Im Nahen Osten findet gerade die große Annäherung an das Assad-Regime statt. Wohl vermittelt durch den irakischen Präsidenten Berham Saleh telefonierte zum ersten Mal seit Jahren der jordanische König mit dem syrischen Präsidenten. Zudem stimmte er einem Deal zu, der vorsieht, dass Ägypten via Syrien Energie an den bankrotten Libanon liefern darf, dessen Bevölkerung unter dauernden Blackouts zu leiden hat.
Nun stellt sich die Frage: Wie wird sich die Türkei verhalten? Wir Erdogan ebenfalls einer Annäherung an Damaskus zustimmen? Das fragt sich Amberin Zaman auf Al Monitor:
Jordan’s King Abdullah II, who backed regime change in Syria and allowed weapons to be funneled through his kingdom to opposition rebels, spoke to Syrian President Bashar al-Assad on Sunday.
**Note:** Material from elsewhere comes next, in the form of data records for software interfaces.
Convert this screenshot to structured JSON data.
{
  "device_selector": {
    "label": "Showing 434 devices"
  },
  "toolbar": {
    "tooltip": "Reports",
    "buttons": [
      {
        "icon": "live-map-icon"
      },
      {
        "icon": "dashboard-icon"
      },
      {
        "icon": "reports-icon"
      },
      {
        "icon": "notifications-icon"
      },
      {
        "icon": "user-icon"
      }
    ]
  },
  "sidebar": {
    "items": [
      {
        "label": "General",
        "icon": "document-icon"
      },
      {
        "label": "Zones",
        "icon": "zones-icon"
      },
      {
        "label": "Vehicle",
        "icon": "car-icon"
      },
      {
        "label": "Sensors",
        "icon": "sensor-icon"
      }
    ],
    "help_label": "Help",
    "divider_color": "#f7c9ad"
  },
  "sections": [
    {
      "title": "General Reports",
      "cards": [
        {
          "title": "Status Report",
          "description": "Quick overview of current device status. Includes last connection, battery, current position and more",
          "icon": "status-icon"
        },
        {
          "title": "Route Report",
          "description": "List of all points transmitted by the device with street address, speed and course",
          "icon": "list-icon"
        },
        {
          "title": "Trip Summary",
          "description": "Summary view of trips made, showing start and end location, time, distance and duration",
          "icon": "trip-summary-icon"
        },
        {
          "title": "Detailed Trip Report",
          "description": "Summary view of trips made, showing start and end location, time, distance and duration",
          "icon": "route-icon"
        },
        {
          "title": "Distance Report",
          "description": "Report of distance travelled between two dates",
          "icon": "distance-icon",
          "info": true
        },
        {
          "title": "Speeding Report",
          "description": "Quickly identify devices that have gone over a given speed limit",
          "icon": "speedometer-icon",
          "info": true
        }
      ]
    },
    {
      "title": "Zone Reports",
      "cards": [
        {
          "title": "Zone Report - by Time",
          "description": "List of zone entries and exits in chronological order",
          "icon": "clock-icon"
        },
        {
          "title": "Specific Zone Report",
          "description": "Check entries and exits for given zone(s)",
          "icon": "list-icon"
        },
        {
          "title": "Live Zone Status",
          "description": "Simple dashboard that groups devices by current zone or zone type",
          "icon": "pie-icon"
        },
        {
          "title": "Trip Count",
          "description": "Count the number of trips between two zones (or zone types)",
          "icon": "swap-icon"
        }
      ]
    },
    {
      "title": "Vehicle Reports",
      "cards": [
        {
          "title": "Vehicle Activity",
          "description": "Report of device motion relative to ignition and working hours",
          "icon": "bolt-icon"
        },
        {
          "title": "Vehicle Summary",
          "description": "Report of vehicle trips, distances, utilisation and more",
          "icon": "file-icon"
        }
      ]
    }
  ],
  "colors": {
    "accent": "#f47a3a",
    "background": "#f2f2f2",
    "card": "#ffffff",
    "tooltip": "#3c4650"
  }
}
It was the first time the pair have communicated since the start of Syria’s devastating civil conflict a decade ago. The thaw, which also saw Jordan reopen its sealed borders with its impoverished neighbor, is seen as the latest indication that Assad is being rehabilitated after being shunned as a war criminal. With plenty of encouragement from Assad’s Russian mentors, the United Arab Emirates, Oman and Egypt have already made overtures to Damascus while Saudi Arabia is said to be engaged in informal talks with the Assad regime as well. The biggest game-changer, however, would be a similar U-turn by Turkey, which shares a 911-kilometer-long border with Syria, occupies large chunks of its territory and remains the premier mentor of Syria’s armed opposition.
Turkey's ruling Justice and Development Party (AKP) is in the midst of mending ties with its regional betes noires, Egypt and the UAE. Will it do the same with Assad? The question is being posed with increasing frequency on prime-time political debate shows. The country’s president, Recep Tayyip Erdogan “would do anything” so long as it serves to sustain his power, said Sefik Cirkin, a veteran nationalist politician who opposed the campaign to oust Assad.
Turkey’s main opposition Republican People’s Party (CHP) and Cirkin's center-right Iyi Party have long advocated restoring ties with Damascus. Such calls are growing louder amid rising public resentment toward an estimated 3.7 million Syrian refugees residing in Turkey. Violent incidents targeting Syrians are on the rise. Soaring food prices and joblessness are feeding the hostility. The opposition is cynically exploiting the public mood to score points ahead of nationwide parliamentary and presidential elections that are scheduled to be held by 2023 at the latest